Plus, in this novel, Brazil-like comic surrealism (levitation and business babies), light metafictive indulgence (insertion of scalier author minus middle name), and little vignettes of Beethovenian melancholy (the wrenching plight of the sweatiest kid in class). Second longest: the fictional Wallaces entrance into the IRS, taking fifty pages for his bus to dock, spiced with unexpected footnoted fellatio and flash-fire trivia thats almost interesting. A better unfinished novel you will not read .

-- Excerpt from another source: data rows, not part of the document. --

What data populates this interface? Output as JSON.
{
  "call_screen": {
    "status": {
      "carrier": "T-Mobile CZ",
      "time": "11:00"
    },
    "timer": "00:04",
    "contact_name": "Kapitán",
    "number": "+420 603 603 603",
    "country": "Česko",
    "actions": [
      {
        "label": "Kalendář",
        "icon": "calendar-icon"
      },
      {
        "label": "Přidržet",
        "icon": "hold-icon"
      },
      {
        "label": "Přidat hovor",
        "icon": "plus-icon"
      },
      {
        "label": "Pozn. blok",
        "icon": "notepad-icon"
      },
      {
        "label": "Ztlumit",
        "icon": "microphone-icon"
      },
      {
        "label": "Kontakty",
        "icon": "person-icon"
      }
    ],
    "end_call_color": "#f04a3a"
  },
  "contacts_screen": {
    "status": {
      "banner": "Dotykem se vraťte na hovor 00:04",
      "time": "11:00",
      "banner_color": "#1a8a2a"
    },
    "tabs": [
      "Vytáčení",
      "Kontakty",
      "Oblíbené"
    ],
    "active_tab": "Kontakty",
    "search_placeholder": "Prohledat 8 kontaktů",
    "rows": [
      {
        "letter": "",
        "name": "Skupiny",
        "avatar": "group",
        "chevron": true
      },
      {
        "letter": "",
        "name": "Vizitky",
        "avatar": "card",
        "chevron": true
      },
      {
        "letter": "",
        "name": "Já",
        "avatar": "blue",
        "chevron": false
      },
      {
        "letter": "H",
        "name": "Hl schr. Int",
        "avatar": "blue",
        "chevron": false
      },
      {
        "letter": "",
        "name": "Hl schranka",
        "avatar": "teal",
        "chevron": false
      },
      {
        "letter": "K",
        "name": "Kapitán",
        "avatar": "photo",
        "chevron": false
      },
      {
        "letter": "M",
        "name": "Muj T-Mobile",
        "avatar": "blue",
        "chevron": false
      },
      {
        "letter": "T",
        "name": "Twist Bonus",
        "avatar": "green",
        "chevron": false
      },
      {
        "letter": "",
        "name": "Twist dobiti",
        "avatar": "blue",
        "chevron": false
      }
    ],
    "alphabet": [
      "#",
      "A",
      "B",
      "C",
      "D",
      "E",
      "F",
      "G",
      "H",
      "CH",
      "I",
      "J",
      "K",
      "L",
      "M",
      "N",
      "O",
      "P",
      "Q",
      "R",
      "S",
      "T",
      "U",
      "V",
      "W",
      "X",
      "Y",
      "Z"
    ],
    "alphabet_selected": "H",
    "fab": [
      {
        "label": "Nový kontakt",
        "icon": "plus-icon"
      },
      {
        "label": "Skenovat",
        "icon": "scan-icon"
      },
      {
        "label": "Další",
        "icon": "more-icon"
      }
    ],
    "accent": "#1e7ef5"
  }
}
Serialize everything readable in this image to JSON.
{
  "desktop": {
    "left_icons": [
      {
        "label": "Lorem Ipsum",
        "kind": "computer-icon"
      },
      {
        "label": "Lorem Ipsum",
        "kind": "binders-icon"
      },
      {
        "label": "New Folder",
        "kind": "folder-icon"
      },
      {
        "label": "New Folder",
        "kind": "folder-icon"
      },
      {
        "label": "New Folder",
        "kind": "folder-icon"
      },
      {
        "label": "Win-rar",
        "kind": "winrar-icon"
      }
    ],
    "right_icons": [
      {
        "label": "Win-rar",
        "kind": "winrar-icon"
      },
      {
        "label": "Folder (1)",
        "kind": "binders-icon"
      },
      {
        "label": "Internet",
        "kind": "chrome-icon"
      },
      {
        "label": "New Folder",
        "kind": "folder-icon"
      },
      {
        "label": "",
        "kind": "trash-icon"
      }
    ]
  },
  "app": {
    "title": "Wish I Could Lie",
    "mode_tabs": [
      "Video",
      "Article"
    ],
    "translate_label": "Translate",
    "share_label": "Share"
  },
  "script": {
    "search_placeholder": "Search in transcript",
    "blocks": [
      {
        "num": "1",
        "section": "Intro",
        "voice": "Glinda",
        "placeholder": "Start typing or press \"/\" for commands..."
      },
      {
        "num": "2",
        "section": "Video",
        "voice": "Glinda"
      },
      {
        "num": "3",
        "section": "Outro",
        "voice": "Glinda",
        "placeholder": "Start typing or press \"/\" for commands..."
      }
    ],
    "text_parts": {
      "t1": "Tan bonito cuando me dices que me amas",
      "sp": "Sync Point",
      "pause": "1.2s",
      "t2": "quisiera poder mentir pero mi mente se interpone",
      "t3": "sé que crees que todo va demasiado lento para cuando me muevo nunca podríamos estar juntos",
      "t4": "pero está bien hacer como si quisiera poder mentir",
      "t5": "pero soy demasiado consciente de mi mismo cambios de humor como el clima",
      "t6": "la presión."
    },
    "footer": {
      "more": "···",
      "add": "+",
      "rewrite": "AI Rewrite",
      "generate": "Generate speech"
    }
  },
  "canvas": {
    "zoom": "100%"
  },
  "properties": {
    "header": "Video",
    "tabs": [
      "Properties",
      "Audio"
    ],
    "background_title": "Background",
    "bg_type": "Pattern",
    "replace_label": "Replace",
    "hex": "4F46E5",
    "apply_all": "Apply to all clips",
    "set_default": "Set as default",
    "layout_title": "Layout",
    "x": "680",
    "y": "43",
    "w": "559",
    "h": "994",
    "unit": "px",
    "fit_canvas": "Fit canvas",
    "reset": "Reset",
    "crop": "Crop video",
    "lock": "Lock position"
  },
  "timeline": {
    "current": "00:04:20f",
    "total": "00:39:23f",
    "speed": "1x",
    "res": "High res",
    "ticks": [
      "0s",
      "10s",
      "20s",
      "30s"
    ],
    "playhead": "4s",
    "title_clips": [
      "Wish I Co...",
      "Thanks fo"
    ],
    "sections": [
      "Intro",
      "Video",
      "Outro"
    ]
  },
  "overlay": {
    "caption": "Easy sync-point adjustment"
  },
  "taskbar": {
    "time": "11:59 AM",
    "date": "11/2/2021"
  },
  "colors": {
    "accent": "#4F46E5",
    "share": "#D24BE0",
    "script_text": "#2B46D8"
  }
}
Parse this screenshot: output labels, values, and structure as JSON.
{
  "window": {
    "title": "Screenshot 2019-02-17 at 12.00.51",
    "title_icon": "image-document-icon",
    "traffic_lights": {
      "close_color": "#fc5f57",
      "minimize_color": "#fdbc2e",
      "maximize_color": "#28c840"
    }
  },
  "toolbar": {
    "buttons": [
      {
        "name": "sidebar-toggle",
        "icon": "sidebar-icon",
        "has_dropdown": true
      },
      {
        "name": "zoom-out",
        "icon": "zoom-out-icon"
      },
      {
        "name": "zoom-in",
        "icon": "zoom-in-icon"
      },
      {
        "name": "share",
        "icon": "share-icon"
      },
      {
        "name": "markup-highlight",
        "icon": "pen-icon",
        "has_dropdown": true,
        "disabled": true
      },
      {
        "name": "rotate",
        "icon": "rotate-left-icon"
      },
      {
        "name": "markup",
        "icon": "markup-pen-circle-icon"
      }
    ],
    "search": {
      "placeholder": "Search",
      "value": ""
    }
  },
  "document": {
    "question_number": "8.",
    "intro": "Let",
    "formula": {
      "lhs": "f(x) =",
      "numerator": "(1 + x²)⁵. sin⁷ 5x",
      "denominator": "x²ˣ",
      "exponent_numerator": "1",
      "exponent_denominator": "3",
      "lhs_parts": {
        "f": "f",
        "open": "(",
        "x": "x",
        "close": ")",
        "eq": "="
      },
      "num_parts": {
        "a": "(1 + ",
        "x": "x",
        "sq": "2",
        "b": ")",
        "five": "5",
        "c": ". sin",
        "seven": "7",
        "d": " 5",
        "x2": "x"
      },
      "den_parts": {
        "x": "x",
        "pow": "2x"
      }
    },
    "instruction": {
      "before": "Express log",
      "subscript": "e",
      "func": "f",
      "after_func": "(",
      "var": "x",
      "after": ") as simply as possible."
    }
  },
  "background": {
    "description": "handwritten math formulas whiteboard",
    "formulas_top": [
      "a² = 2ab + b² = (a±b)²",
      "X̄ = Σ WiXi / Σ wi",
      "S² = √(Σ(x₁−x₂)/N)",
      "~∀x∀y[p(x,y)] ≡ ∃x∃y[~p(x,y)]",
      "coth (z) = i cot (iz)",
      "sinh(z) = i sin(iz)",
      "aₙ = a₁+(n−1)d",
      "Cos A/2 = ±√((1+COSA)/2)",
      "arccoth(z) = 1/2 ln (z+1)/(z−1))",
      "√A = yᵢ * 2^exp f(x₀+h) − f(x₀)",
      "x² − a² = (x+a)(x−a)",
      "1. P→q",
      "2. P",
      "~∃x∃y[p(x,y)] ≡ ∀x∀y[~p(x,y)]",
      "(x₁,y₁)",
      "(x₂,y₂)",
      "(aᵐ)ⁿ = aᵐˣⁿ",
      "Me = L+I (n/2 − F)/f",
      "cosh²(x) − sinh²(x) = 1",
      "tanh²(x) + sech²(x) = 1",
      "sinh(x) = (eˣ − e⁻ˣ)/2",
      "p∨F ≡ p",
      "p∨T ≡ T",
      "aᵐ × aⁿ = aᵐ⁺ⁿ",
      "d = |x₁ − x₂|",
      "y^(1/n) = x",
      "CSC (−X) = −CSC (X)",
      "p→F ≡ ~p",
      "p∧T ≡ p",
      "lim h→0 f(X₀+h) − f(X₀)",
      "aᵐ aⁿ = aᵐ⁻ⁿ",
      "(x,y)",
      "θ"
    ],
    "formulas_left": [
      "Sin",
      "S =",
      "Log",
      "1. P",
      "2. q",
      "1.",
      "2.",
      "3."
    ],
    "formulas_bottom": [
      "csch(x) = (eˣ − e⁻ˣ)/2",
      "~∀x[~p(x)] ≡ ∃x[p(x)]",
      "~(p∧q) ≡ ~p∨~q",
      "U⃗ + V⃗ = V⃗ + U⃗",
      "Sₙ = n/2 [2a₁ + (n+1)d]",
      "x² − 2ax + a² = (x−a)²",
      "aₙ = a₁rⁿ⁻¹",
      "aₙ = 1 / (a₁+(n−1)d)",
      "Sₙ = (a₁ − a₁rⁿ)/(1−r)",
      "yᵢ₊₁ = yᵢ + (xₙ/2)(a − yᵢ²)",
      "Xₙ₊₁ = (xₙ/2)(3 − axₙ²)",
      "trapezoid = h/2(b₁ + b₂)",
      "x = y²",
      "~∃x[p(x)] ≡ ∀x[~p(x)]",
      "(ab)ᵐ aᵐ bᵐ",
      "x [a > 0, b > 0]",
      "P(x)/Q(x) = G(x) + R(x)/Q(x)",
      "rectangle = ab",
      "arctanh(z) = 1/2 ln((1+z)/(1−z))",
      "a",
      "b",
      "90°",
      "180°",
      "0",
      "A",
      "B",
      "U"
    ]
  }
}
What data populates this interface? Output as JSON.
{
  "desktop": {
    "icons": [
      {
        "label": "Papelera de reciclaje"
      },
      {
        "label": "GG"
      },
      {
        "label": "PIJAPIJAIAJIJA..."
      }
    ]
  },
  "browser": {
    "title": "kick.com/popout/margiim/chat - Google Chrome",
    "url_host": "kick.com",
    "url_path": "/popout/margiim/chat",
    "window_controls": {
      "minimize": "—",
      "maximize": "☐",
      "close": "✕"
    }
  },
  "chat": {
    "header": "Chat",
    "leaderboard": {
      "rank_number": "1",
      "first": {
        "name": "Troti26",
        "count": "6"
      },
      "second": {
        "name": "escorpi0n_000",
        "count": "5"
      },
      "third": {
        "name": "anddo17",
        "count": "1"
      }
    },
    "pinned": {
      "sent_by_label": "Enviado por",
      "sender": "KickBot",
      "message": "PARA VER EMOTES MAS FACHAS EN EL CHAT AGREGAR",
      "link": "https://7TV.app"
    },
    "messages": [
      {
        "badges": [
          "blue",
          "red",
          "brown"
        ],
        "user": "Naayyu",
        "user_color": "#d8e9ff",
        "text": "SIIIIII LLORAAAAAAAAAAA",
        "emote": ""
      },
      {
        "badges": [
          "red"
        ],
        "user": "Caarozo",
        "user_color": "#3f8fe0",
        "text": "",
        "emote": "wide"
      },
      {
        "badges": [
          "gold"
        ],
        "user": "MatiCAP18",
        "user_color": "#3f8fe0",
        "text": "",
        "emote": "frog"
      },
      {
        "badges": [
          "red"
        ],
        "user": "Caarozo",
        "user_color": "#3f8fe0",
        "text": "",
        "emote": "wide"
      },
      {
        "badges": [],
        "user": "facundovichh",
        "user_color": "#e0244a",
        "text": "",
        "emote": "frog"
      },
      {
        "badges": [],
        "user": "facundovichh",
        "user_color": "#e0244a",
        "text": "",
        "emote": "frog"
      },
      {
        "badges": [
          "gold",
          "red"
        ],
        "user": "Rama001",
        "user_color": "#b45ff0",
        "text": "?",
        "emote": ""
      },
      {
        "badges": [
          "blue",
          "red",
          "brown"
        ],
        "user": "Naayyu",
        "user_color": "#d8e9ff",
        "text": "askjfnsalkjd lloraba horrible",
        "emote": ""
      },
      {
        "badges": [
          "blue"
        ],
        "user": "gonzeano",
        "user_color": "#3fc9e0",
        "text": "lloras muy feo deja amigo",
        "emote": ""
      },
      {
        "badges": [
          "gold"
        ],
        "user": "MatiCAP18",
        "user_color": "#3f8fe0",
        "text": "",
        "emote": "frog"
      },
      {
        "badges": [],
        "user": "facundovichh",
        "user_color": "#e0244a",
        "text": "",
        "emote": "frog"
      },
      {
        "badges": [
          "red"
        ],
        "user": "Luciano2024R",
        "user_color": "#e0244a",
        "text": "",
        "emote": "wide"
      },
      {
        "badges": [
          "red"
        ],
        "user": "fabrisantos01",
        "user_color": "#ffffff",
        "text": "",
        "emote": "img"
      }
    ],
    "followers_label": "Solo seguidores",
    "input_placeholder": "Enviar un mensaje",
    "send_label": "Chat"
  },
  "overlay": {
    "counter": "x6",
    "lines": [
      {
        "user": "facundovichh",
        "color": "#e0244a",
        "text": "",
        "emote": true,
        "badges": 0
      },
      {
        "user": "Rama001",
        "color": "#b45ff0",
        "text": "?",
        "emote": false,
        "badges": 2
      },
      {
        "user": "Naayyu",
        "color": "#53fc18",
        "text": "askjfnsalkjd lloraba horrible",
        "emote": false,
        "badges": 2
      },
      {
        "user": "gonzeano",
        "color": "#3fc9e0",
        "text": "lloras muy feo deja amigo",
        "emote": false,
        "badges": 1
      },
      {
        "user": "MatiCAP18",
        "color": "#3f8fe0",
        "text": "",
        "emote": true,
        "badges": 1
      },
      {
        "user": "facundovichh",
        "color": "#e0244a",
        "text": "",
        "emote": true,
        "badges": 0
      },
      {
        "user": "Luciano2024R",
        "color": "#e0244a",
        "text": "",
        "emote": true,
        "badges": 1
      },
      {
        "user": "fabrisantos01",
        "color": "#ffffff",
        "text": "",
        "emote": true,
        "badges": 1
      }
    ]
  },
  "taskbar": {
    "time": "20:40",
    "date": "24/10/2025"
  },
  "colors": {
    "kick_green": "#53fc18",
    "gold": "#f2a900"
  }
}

When someone says something is "universal" I don't always feel like it quite applies to me, or it is some big cliche to describe just what people are used to. Still, I don't think it's a word that I hop to and use to describe stuff like we're all gonna nod and be in the know. Now I say but damn if The Pale King didn't feel something like this "universal" to me over and over again, like my reading it and getting it made it universal. The "I didn't know other people felt this way" and "I thought I was all alone" and feeling too familiar and then pleased at the recognition. It can prickle a bit like talking to someone who calls you on your shit and manages to sound generic psychic hotline lady (I've never called one of those)/cocky therapist (maybe because people are sometimes generic) and still be right enough to make you feel uncomfortable. I appreciated this feeling about The Pale King the most (maybe something else will get me later in future musings but for now this is it). Something I like to do is try to pay attention to mannerisms of other people, especially if they are around family. It got me when a character finds out that other people take lots of "breaks" when studying (here is a youtube clip from the Uk series Spaced of Daisy the writer taking any break she can think of - even cleaning!- to avoid actually working. The kind that can stop in time to not do anything about it and come back in time to keep you from accepting yourself enough to feel good. Meredith's obsession with not being seen how she wanted to be seen and the talking and talking circles around the truth (that old cliche that's true) and doesn't get there because she probably talks about it too much (her husband was right that she wanted to be flattered, I felt). It was fascinating that Drinion didn't have my kind of context when I think I "know" the type and don't want to listen to the "I need to lose weight" spiel again when said person is twenty pounds lighter than I am. I guess I'm like the anti-Shane (other than feeling just as clueless when faced with people talking). I mentally smack myself when I think something like that. Like what if you didn't know what was going to be the important part and you had to process everything. I liked the thinking about it parts too much. TPK got me out of it because I read these instances of people not really doing anything but thinking like it could go anywhere.
My job is to make some sense of it." He wanted to write "stuff about what it feels like to live. He published a thousand-page novel, received the only award you get in the nation for being a genius, wrote essays providing the best feel anywhere of what it means to be alive in the contemporary world, accepted a special chair at California's Pomona College to teach writing, married, published another book and, last month Sept.